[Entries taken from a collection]
-*-*-

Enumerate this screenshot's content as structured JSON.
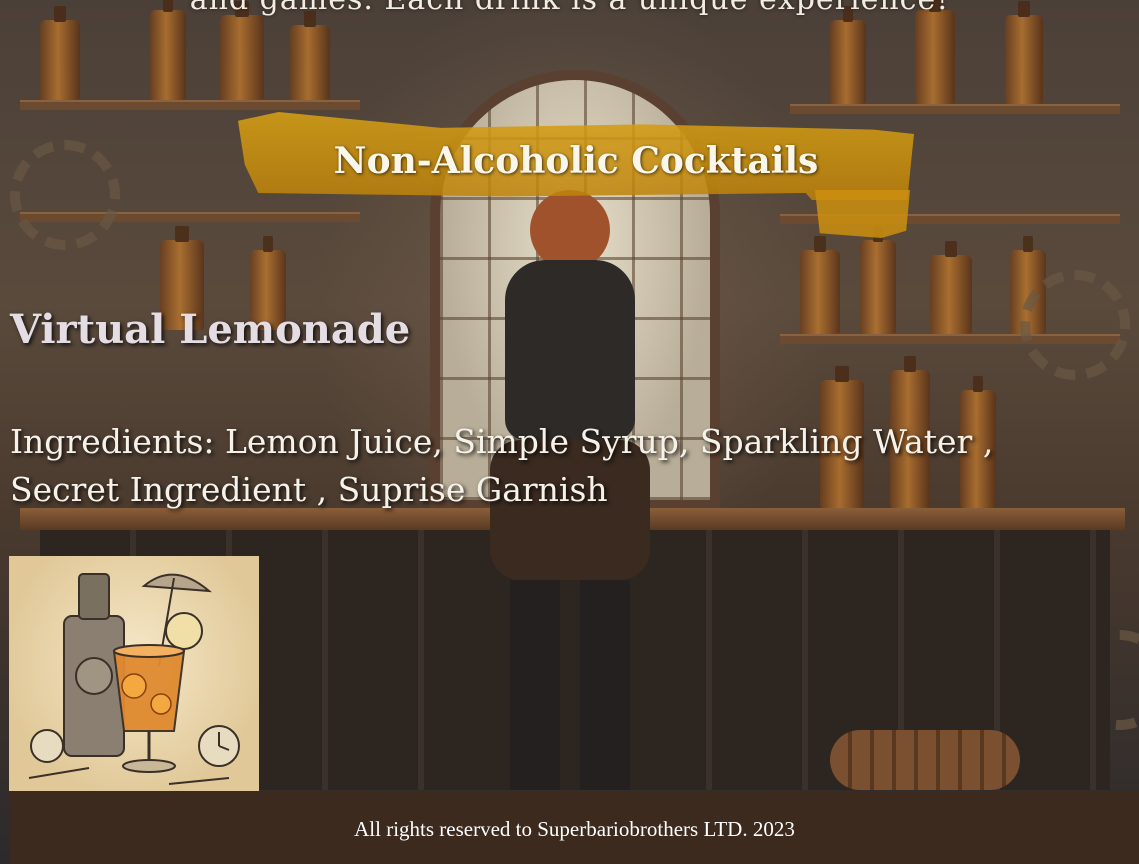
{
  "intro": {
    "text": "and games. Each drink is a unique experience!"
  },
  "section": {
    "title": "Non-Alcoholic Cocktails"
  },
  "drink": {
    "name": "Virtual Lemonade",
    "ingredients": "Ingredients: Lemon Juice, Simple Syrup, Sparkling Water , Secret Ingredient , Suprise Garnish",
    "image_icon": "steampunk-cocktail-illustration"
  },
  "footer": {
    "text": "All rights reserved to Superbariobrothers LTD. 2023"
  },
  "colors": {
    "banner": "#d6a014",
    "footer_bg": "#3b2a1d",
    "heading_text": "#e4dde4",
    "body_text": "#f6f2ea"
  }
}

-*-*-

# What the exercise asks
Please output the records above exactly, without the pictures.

# Problem solution
Enumerate this screenshot's content as structured JSON.
{
  "intro": {
    "text": "and games. Each drink is a unique experience!"
  },
  "section": {
    "title": "Non-Alcoholic Cocktails"
  },
  "drink": {
    "name": "Virtual Lemonade",
    "ingredients": "Ingredients: Lemon Juice, Simple Syrup, Sparkling Water , Secret Ingredient , Suprise Garnish",
    "image_icon": "steampunk-cocktail-illustration"
  },
  "footer": {
    "text": "All rights reserved to Superbariobrothers LTD. 2023"
  },
  "colors": {
    "banner": "#d6a014",
    "footer_bg": "#3b2a1d",
    "heading_text": "#e4dde4",
    "body_text": "#f6f2ea"
  }
}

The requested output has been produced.